**The task:**
Pull every line containing "this" from the entries.

Web page and app entries:
....

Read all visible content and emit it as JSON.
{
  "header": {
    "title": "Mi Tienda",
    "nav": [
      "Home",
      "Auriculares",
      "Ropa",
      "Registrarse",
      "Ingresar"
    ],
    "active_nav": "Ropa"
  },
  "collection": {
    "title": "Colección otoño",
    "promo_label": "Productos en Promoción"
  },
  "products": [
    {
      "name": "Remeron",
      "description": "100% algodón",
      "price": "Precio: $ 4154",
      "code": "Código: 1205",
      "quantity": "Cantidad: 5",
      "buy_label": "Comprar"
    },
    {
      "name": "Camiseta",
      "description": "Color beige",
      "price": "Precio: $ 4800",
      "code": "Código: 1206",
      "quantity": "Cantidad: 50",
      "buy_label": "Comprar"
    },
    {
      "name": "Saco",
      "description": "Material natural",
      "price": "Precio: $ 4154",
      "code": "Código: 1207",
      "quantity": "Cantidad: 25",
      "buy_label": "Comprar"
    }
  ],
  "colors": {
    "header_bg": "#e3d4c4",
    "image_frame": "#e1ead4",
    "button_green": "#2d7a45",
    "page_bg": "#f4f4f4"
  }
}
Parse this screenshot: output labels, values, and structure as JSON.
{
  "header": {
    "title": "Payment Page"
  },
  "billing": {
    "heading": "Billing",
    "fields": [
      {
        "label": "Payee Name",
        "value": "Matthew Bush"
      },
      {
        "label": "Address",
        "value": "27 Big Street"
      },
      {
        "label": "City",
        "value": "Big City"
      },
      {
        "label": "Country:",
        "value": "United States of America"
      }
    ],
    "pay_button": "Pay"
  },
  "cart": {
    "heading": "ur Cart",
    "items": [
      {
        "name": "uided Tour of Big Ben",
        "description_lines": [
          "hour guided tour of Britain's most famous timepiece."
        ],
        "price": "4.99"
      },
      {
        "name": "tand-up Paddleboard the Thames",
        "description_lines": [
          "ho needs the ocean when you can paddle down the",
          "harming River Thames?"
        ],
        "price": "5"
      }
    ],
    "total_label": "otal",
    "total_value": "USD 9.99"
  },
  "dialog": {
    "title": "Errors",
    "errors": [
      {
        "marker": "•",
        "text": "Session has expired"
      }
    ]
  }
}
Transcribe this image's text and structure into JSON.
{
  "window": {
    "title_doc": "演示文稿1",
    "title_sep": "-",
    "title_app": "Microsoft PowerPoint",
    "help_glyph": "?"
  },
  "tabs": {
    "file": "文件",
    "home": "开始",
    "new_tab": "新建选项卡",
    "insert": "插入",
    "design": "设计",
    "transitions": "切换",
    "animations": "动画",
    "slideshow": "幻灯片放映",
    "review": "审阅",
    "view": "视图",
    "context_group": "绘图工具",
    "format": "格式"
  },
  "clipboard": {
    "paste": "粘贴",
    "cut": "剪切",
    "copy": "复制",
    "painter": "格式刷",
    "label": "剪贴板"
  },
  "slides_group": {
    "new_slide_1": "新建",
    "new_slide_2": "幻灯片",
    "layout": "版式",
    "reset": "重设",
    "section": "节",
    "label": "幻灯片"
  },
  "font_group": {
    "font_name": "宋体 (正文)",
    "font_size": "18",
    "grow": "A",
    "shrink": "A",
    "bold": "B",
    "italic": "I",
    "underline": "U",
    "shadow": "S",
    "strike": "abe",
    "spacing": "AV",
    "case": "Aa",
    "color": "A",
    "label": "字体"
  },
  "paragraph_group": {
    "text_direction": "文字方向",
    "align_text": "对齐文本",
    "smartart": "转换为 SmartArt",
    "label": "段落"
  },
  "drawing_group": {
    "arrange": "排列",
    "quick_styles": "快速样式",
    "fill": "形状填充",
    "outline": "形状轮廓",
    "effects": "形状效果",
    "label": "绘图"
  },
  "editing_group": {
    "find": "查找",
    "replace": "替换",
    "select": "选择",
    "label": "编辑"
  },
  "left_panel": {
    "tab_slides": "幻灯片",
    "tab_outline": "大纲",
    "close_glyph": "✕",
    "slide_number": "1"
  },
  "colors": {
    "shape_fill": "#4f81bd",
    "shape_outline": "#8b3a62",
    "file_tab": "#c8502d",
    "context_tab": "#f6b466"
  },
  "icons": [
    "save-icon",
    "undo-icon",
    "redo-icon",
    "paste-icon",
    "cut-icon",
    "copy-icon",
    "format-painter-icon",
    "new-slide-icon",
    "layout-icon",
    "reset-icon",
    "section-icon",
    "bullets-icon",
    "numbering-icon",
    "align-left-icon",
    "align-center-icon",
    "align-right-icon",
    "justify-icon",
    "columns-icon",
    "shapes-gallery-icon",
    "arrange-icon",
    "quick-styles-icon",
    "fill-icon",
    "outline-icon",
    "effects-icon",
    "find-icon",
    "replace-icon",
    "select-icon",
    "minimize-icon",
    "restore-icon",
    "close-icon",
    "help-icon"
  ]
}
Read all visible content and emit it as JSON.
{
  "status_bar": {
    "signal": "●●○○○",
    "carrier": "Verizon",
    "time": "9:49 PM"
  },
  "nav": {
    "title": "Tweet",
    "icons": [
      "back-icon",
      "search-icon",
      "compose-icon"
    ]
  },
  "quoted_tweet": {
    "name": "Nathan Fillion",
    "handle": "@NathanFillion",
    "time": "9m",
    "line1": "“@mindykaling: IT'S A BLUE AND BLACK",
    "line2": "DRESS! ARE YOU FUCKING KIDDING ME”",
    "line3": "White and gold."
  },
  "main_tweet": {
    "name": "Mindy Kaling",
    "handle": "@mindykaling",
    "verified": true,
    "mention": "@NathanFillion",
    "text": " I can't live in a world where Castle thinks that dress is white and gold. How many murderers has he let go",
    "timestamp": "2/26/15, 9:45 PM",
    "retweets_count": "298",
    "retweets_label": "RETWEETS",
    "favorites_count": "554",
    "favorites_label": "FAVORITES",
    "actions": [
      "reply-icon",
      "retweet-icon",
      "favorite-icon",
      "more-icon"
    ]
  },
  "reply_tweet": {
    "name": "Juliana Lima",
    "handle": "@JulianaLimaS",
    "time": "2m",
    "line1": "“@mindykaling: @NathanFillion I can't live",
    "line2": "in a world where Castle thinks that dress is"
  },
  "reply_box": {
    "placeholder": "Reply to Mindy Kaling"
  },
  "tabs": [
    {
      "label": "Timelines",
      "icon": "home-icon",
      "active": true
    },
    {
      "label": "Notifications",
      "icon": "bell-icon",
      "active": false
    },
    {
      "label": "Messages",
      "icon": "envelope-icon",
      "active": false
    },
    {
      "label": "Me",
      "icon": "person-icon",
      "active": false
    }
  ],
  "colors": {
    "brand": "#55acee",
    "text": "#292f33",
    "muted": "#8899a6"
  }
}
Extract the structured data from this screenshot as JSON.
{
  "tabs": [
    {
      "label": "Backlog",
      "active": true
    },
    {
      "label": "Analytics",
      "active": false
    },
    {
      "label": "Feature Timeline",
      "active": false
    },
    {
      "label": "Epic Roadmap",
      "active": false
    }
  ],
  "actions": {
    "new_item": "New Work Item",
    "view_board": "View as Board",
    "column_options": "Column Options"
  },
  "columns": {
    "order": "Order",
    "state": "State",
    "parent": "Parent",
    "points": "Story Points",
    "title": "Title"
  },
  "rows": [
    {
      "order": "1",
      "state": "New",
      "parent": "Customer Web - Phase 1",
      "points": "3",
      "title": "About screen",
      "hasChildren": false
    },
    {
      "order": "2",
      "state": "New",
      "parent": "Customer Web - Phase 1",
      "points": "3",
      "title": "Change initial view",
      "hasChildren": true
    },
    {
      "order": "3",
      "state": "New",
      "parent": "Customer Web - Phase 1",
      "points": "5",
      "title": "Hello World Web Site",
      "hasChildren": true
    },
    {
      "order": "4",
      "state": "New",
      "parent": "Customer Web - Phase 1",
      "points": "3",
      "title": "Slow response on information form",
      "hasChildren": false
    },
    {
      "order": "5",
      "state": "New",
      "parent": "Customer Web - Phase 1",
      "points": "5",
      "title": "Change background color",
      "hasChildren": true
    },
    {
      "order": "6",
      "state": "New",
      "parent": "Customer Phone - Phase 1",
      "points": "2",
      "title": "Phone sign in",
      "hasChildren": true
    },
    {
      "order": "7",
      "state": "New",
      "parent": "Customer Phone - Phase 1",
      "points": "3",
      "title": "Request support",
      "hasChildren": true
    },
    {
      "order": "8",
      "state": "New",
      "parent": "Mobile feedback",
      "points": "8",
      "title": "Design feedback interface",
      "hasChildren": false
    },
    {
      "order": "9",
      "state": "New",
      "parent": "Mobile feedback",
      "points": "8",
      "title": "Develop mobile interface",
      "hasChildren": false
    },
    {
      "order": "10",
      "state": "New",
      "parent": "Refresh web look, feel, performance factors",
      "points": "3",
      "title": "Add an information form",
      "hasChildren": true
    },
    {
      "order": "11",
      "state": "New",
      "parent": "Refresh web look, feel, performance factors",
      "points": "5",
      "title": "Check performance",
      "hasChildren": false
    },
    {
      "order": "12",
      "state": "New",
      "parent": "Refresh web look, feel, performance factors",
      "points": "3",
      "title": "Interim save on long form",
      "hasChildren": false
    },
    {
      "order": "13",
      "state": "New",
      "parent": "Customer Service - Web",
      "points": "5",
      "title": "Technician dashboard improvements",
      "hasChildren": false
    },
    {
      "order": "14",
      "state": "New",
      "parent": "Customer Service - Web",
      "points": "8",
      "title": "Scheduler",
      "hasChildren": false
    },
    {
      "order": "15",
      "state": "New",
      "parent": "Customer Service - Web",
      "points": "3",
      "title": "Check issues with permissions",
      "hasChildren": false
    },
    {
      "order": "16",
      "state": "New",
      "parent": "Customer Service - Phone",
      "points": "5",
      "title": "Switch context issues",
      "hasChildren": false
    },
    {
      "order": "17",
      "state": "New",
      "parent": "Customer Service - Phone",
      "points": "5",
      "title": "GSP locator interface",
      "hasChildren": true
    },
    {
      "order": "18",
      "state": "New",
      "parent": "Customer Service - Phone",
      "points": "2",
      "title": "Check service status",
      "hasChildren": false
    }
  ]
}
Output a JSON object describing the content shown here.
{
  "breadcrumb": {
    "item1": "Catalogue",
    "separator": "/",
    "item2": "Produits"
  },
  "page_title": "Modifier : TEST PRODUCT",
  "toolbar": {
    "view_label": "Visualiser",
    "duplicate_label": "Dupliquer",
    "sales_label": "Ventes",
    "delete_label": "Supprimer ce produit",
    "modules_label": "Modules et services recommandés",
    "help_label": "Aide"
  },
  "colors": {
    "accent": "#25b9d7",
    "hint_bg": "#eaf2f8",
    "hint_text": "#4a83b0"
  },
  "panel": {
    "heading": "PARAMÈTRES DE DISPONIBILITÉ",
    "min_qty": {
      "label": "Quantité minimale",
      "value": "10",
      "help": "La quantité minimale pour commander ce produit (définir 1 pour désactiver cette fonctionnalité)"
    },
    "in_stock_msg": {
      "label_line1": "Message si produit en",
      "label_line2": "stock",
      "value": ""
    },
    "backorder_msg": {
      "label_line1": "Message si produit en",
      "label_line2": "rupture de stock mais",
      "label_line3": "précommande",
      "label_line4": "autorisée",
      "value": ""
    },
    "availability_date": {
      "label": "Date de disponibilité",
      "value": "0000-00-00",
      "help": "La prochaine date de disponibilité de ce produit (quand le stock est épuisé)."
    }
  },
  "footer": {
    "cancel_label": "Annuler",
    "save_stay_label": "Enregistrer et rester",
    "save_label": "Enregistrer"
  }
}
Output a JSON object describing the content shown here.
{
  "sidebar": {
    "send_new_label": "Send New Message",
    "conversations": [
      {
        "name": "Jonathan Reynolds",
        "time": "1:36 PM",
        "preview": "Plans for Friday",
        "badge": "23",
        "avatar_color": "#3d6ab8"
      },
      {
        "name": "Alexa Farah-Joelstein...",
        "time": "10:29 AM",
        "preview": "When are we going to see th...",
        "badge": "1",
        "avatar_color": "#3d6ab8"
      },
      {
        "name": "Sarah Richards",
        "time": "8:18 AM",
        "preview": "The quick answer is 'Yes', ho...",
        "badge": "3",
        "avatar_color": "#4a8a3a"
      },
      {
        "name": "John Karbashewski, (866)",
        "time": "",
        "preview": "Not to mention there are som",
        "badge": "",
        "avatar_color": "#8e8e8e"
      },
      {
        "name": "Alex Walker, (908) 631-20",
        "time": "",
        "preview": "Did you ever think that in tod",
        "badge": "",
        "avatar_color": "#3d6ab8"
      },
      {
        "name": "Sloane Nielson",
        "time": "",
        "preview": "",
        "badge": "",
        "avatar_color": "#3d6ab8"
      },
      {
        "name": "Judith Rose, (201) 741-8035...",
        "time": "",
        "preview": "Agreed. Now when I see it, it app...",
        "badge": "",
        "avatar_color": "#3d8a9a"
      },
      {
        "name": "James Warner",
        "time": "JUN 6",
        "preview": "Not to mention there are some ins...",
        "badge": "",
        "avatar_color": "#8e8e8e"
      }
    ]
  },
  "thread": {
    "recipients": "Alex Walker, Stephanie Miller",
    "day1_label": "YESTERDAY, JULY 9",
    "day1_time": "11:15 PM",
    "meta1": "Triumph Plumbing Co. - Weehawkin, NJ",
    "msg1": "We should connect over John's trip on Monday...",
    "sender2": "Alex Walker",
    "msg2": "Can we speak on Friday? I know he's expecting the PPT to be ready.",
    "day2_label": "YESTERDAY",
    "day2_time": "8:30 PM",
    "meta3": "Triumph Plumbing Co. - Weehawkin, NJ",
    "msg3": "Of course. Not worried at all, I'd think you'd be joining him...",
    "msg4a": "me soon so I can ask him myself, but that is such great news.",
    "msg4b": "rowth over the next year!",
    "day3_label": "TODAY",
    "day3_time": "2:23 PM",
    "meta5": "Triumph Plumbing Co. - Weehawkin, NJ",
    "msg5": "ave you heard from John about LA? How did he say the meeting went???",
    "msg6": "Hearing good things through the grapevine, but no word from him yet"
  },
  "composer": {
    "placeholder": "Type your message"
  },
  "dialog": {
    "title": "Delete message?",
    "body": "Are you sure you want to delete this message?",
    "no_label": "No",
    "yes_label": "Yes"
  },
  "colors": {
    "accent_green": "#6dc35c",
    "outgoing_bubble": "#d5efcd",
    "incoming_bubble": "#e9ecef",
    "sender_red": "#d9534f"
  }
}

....

**Solution:**
Parse this screenshot: output labels, values, and structure as JSON.
Transcribe this image's text and structure into JSON.
Extract the structured data from this screenshot as JSON.
    "body": "Are you sure you want to delete this message?",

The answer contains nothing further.